- Find something solid to brace your back foot on, about 12–16 inches off the ground.
- Step a full stride away from the bench and rest the top of your back foot on it. Your ankle should be off the edge of your ledge.
- Inhale as you lower the knee of your working leg toward the ground. Try to keep your front knee at a 90º angle.
- Exhale as you push through the planted foot to drive back into starting position. Your spine should be in a neutral position (don’t hunch your shoulders).
- Repeat on the other leg.
Elevating your back foot means you can lower more than a normal lunge. If you want to add weight, start with lighter weight until you get the hang of this move.
12. Free Weight Squats
Free weights are an extremely versatile way to up your squat game. Whether you do a dumbbell front squat, some barbell back squats, or even a barbell hack squat, free weight squats are where it’s at.
It’s basically any squat movement that doesn’t use a machine. (The video/how-to below is for a dumbbell squat, but you can adjust the steps for whatever weight you have, including a front squat.)
- Stand upright with a dumbbell in each hand, palms facing your legs. Your legs should be shoulder width apart. Look straight ahead of you and keep your spine neutral.
- Follow previous squat technique instructions, including bracing your core, inhaling on the way down, and exhaling as you press back to start.
Free weights like dumbbells or back squats use more stabilization than hack squat machines, so take care with your balance and core strength on these moves.
Hack squats are a great, safe, and easy to learn exercise to get your legs exploding with muscles.

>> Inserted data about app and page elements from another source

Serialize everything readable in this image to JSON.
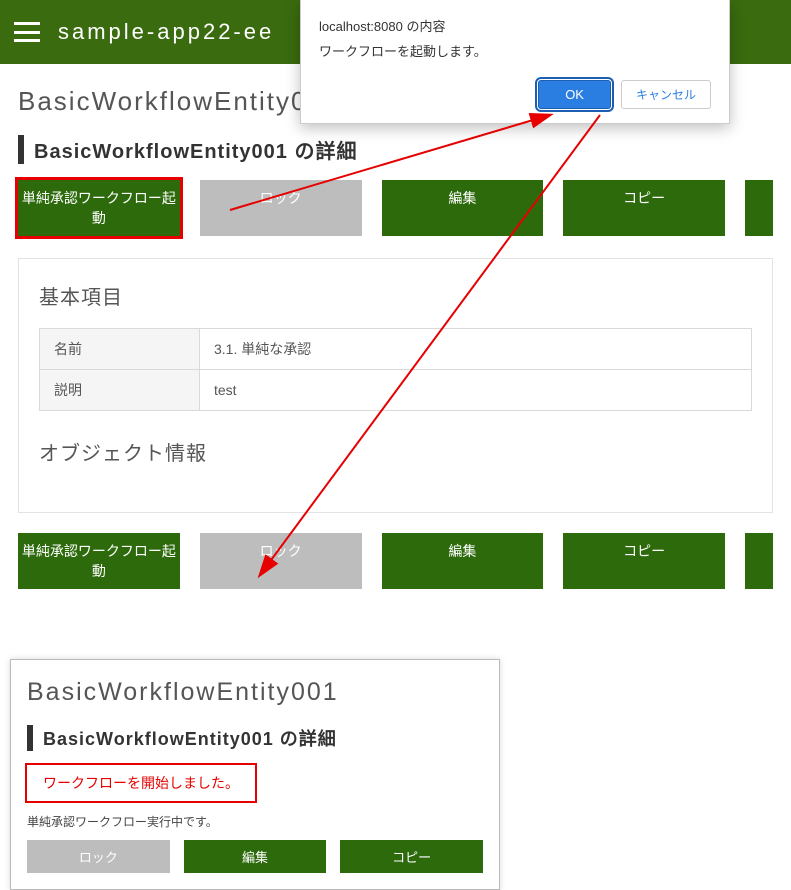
{
  "topbar": {
    "title": "sample-app22-ee"
  },
  "page": {
    "h1": "BasicWorkflowEntity001",
    "h2": "BasicWorkflowEntity001 の詳細"
  },
  "buttons": {
    "start_wf": "単純承認ワークフロー起動",
    "lock": "ロック",
    "edit": "編集",
    "copy": "コピー"
  },
  "card_basic": {
    "title": "基本項目",
    "rows": [
      {
        "label": "名前",
        "value": "3.1. 単純な承認"
      },
      {
        "label": "説明",
        "value": "test"
      }
    ]
  },
  "card_obj": {
    "title": "オブジェクト情報"
  },
  "dialog": {
    "title": "localhost:8080 の内容",
    "body": "ワークフローを起動します。",
    "ok": "OK",
    "cancel": "キャンセル"
  },
  "panel2": {
    "h1": "BasicWorkflowEntity001",
    "h2": "BasicWorkflowEntity001 の詳細",
    "started_msg": "ワークフローを開始しました。",
    "running_msg": "単純承認ワークフロー実行中です。"
  }
}
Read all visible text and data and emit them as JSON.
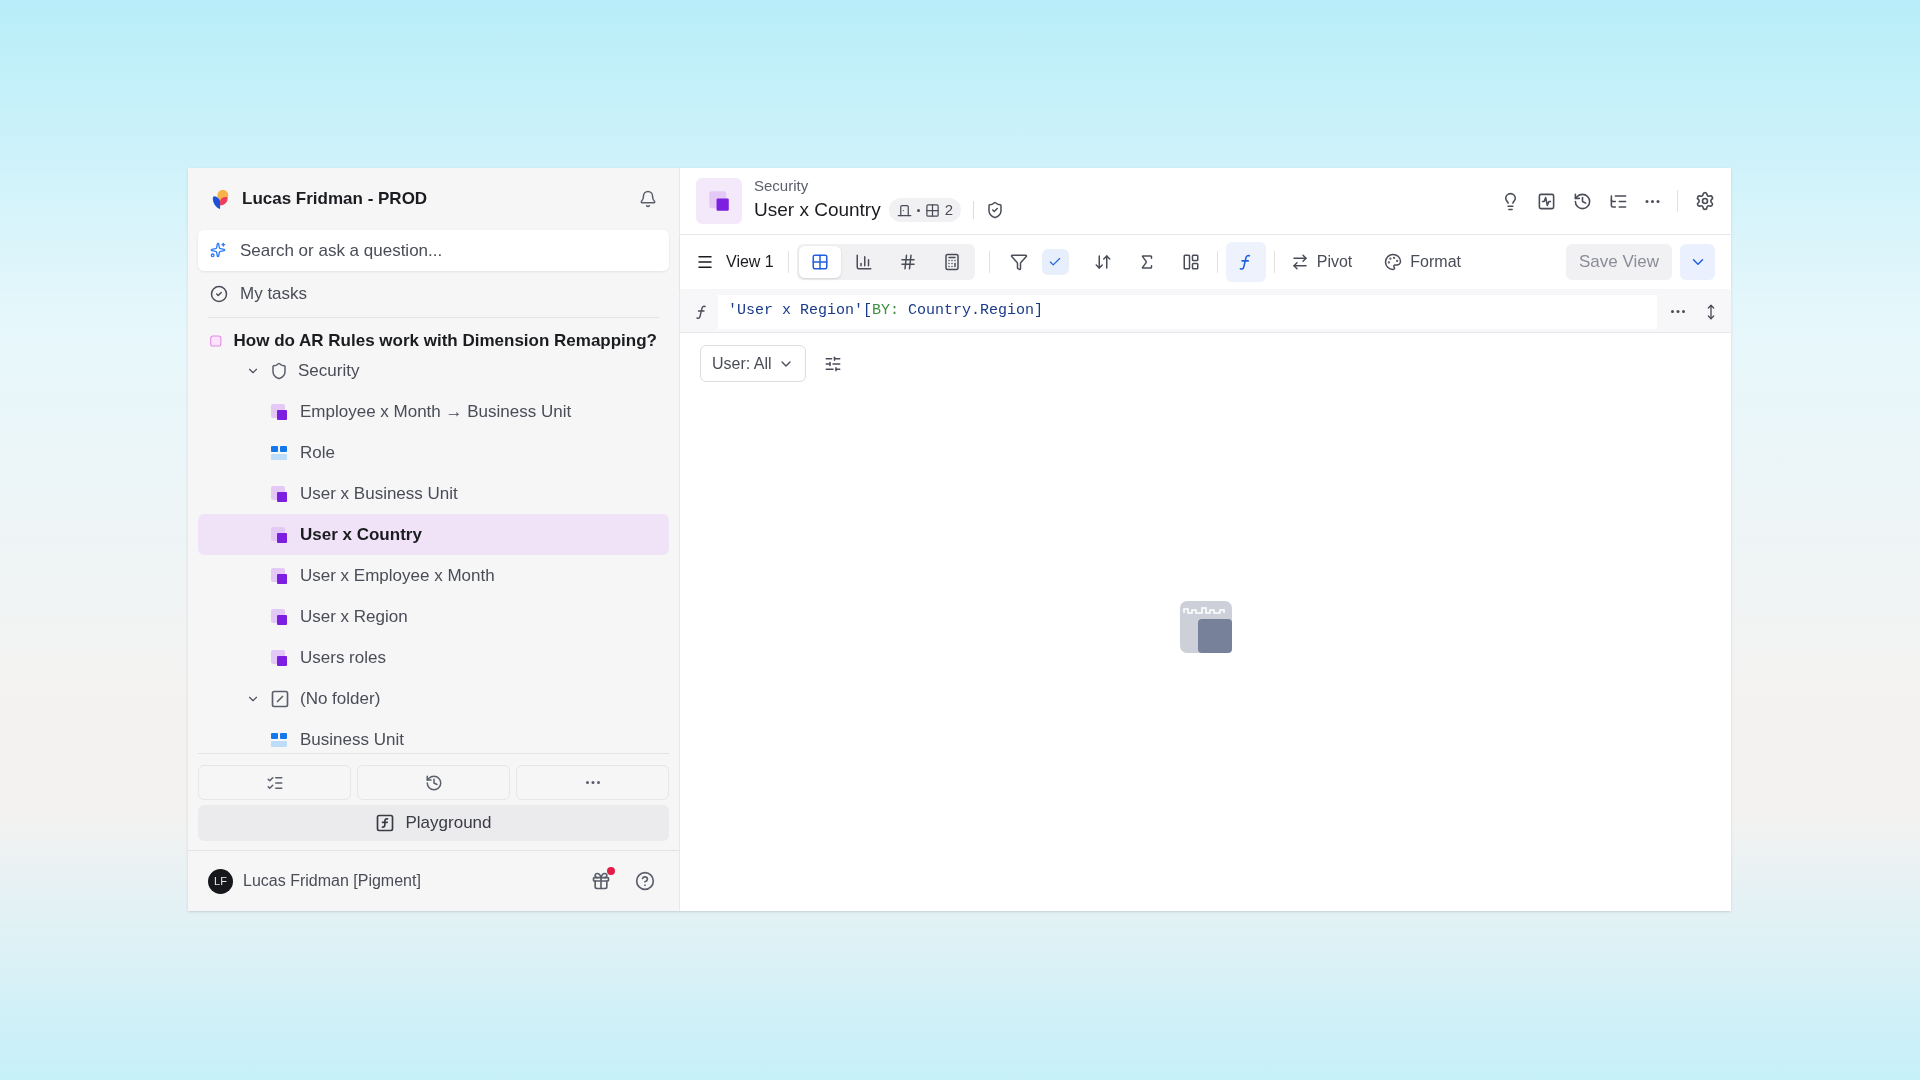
{
  "sidebar": {
    "workspace": "Lucas Fridman - PROD",
    "search": {
      "placeholder": "Search or ask a question..."
    },
    "my_tasks": "My tasks",
    "question": "How do AR Rules work with Dimension Remapping?",
    "tree": [
      {
        "label": "Security",
        "kind": "security-folder",
        "expanded": true,
        "children": [
          {
            "label": "Employee x Month → Business Unit",
            "kind": "metric",
            "selected": false
          },
          {
            "label": "Role",
            "kind": "dimension",
            "selected": false
          },
          {
            "label": "User x Business Unit",
            "kind": "metric",
            "selected": false
          },
          {
            "label": "User x Country",
            "kind": "metric",
            "selected": true
          },
          {
            "label": "User x Employee x Month",
            "kind": "metric",
            "selected": false
          },
          {
            "label": "User x Region",
            "kind": "metric",
            "selected": false
          },
          {
            "label": "Users roles",
            "kind": "metric",
            "selected": false
          }
        ]
      },
      {
        "label": "(No folder)",
        "kind": "no-folder",
        "expanded": true,
        "children": [
          {
            "label": "Business Unit",
            "kind": "dimension",
            "selected": false
          }
        ]
      }
    ],
    "playground": "Playground",
    "user": {
      "initials": "LF",
      "name": "Lucas Fridman [Pigment]",
      "gift_unread": true
    }
  },
  "header": {
    "breadcrumb": "Security",
    "title": "User x Country",
    "dimension_count": "2"
  },
  "toolbar": {
    "view": "View 1",
    "view_types": [
      {
        "kind": "grid",
        "selected": true
      },
      {
        "kind": "chart",
        "selected": false
      },
      {
        "kind": "kpi",
        "selected": false
      },
      {
        "kind": "sheet",
        "selected": false
      }
    ],
    "filter_applied": true,
    "formula_active": true,
    "pivot": "Pivot",
    "format": "Format",
    "save": {
      "label": "Save View",
      "disabled": true
    }
  },
  "formula": [
    {
      "text": "'User x Region'[",
      "kind": "name"
    },
    {
      "text": "BY:",
      "kind": "keyword"
    },
    {
      "text": " Country.Region]",
      "kind": "name"
    }
  ],
  "page_filter": "User: All"
}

But, with these hack squats alternatives you’ll be able to attack your leg muscles from with about the same movements and just enough angles to get even better results.